Eventually the DOL conducted a routine audit of Bristol’s offices. After learning about the Talisman bonuses, the Department determined that Bristol’s failure to include them in its employees’ “regular rate” resulted in underpayment of overtime. For background, the “regular rate” is defined to include “all remuneration for employment,” and it’s well established that this encompasses non-discretionary bonuses. (As an example of a bonus that should be included, the Third Circuit cited National Lampoon’s Christmas Vacation, where Clark Griswold, upon receiving a jelly-of-the-month club membership in lieu of a bonus he’d received seventeen years in a row, decries, “You don’t want to give bonuses, fine. But when people count on them as part of their salary, well…”)
Here, the DOL took the position that the rule requiring inclusion of non-discretionary bonuses in the regular rate of pay applies irrespective of who pays the bonuses. Bristol disagreed. Ultimately the dispute landed in litigation, with the DOL filing suit against Bristol and Talisman for underpayment of overtime compensation in violation of the FLSA. After a magistrate judge sided with the DOL, the case wound its way to the Third Circuit’s docket.
On Tuesday, a three-judge panel sided with the employers on two of the three bonuses at issue. In a harsh rebuke, the Court opined that the DOL’s “recently discovered” reading of an “80-year-old statute“—a reading that requires all remuneration employees receive for their work from any source to be included in the regular rate—goes too far. To be clear, however, the Court did not go so far as to say that third-party bonuses will always steer clear of the regular rate. Instead, the answer is a classic, “it depends.”
Specifically, the Third Circuit ruled, whether a third-party payment qualifies as remuneration for employment that must be included in the regular rate depends on whether “the employer and employee have effectively agreed it will.” Simply allowing employees to participate in a third-party bonus program does not establish an implicit agreement. Instead, relevant factors to consider include:
- Regular payment of the bonus. As a threshold matter, a bonus needs to be “regularly and actually received by the employee” for it to be potentially included in the regular rate.
- Employer’s use of the bonus to drive behavior. Further, the Court explained, it would be “significant” to a finding that a bonus must be included in the regular rate if “an employer regularly and predictably relies on [the] bonus to induce certain behavior…”
- Employer’s involvement in the bonus program. The Court also noted that “the deeper an employer gets into the creation, management, and payment of an incentive bonus program, the more those bonus payments begin to look like part of the regular pay structure to which the employer has agreed…”
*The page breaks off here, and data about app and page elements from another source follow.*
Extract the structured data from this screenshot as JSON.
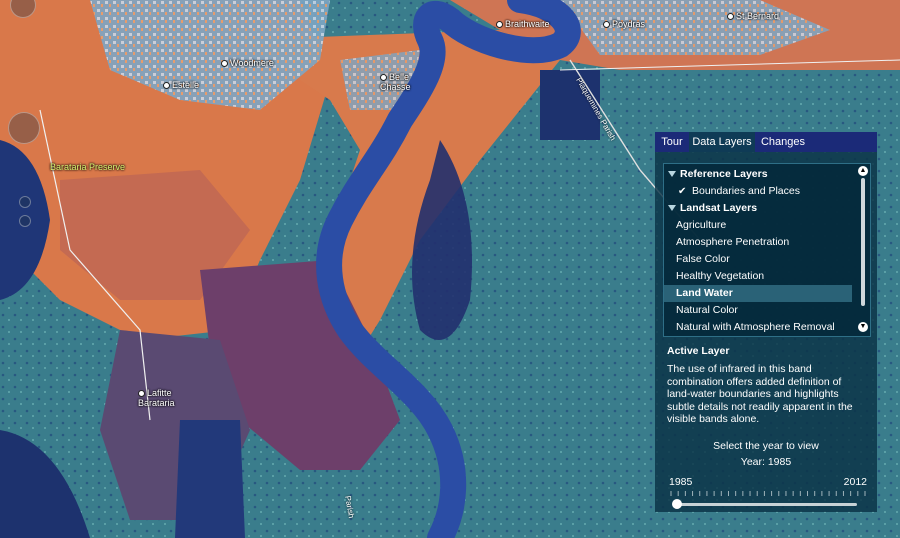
{
  "map": {
    "places": [
      {
        "name": "Braithwaite"
      },
      {
        "name": "Poydras"
      },
      {
        "name": "St Bernard"
      },
      {
        "name": "Woodmere"
      },
      {
        "name": "Estelle"
      },
      {
        "name": "Belle Chasse"
      },
      {
        "name": "Lafitte Barataria"
      }
    ],
    "parks": [
      {
        "name": "Barataria Preserve"
      }
    ],
    "roads": [
      {
        "name": "Plaquemines Parish"
      },
      {
        "name": "Parish"
      }
    ]
  },
  "panel": {
    "tabs": [
      {
        "label": "Tour",
        "active": false
      },
      {
        "label": "Data Layers",
        "active": true
      },
      {
        "label": "Changes",
        "active": false
      }
    ],
    "groups": [
      {
        "label": "Reference Layers",
        "items": [
          {
            "label": "Boundaries and Places",
            "checked": true
          }
        ]
      },
      {
        "label": "Landsat Layers",
        "items": [
          {
            "label": "Agriculture"
          },
          {
            "label": "Atmosphere Penetration"
          },
          {
            "label": "False Color"
          },
          {
            "label": "Healthy Vegetation"
          },
          {
            "label": "Land Water",
            "selected": true
          },
          {
            "label": "Natural Color"
          },
          {
            "label": "Natural with Atmosphere Removal"
          }
        ]
      }
    ],
    "active_layer_title": "Active Layer",
    "active_layer_description": "The use of infrared in this band combination offers added definition of land-water boundaries and highlights subtle details not readily apparent in the visible bands alone.",
    "year_prompt": "Select the year to view",
    "year_label": "Year: 1985",
    "year_min": "1985",
    "year_max": "2012",
    "year_fraction": 0.0
  },
  "colors": {
    "panel_bg": "#0a3246",
    "tab_bar": "#1b2a78",
    "river": "#2d4fa3",
    "land_urban": "#e0804f",
    "marsh": "#3f8c9a",
    "water_dark": "#1b2f6c"
  }
}
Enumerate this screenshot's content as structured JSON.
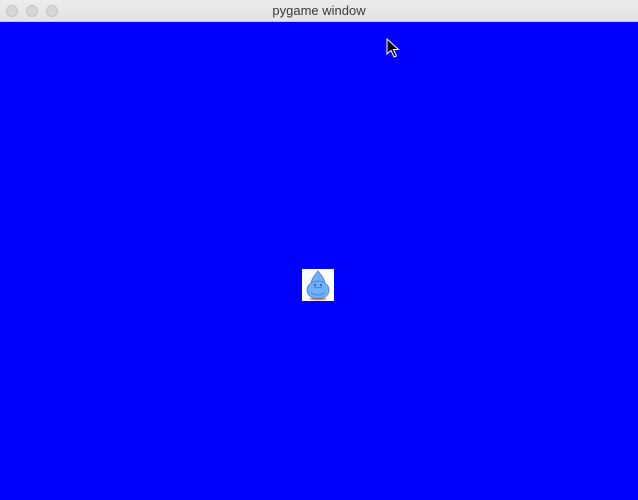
{
  "window": {
    "title": "pygame window"
  },
  "canvas": {
    "background_color": "#0000ff"
  },
  "sprite": {
    "icon": "blue-blob-character-icon",
    "body_color": "#6fb0ff",
    "background_color": "#ffffff"
  },
  "cursor": {
    "icon": "mouse-pointer-icon"
  }
}
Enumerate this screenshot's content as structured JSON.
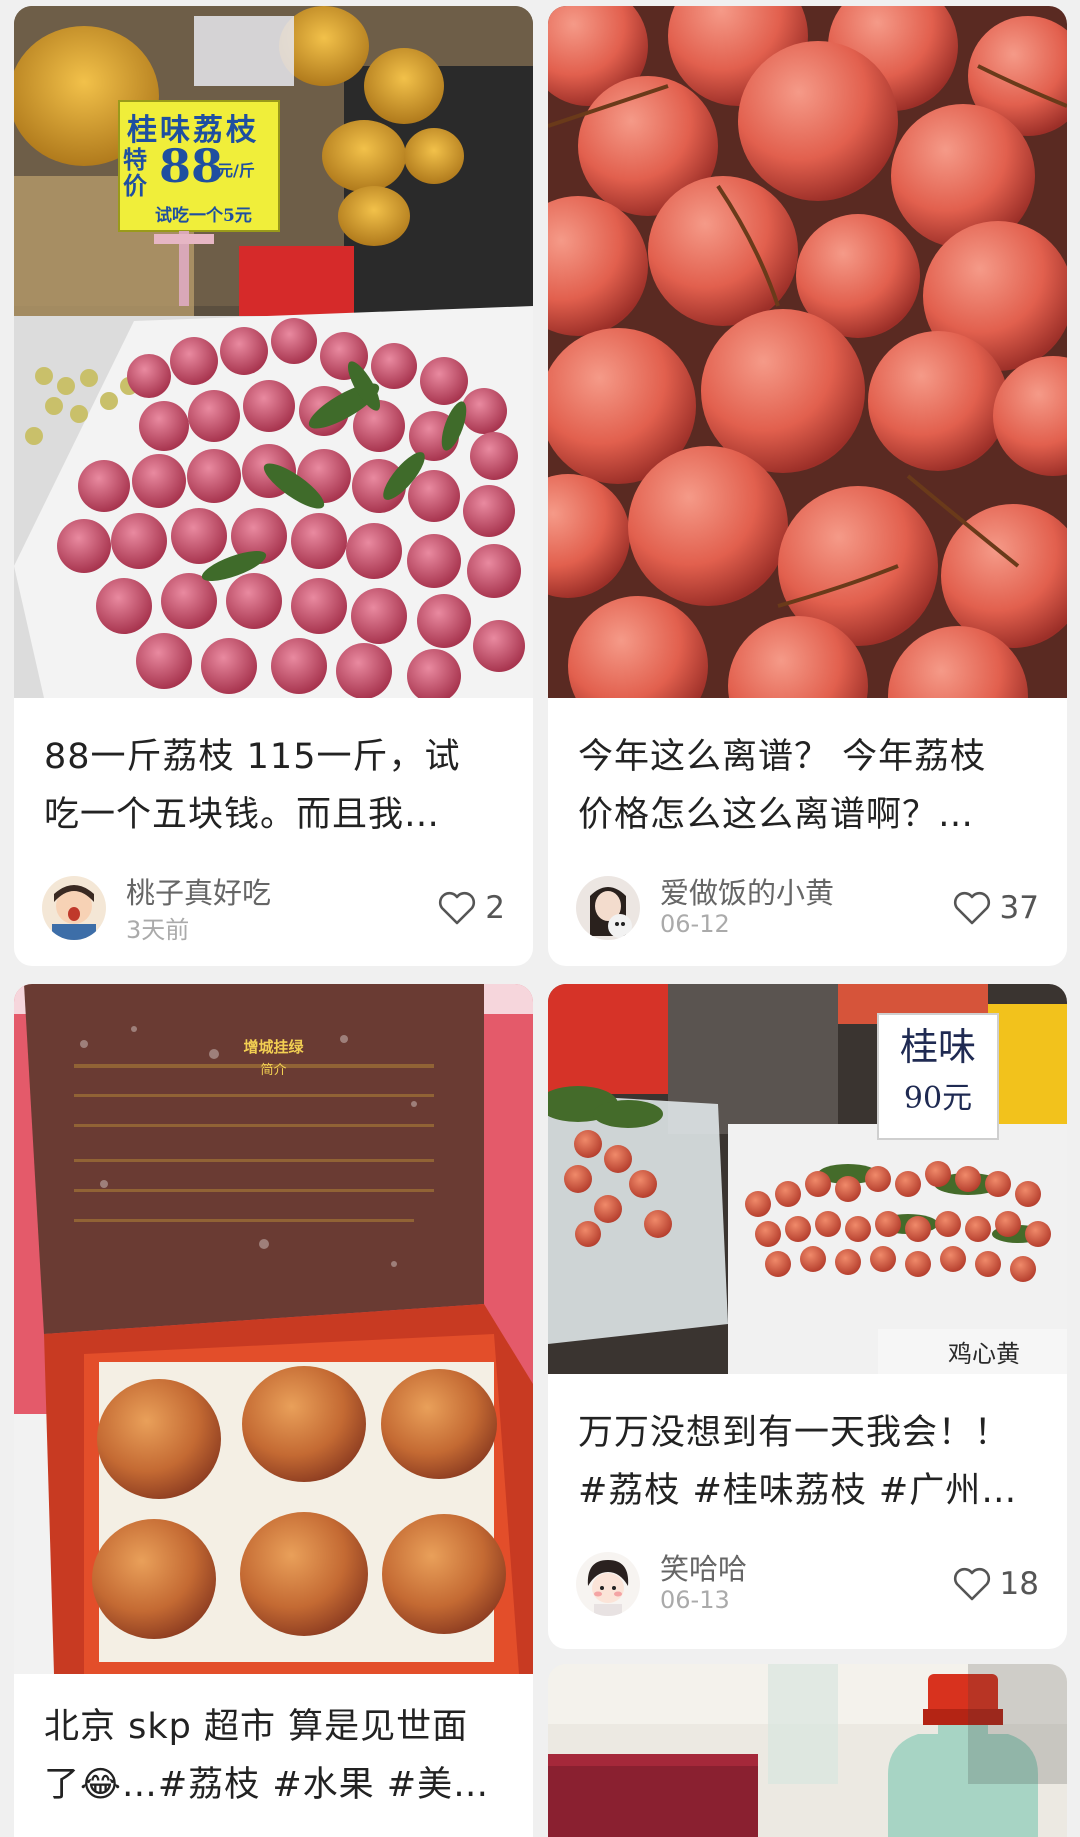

While the Third Circuit’s decision is binding only on federal courts in Delaware, New Jersey, and Pennsylvania, it provides welcome guidance for employers grappling with potential unintended consequences of third-party bonus programs. Employers should continue to think carefully, and with an eye toward the law of their jurisdiction, about whether to allow employees to participate in such programs. If they do allow it, employers should consider taking a “hands off” approach to the program. Alternatively, another option might be to require that the third-party calculate bonuses, if any, as a percentage of total earnings (including overtime pay), which would avoid the need to calculate and pay additional overtime. (Of course, that alternative should be carefully weighed in light of the joint employment concerns it might raise.)
If you would like to discuss any issues addressed in this blog, please do not hesitate to reach out to your favorite Seyfarth Shaw attorney.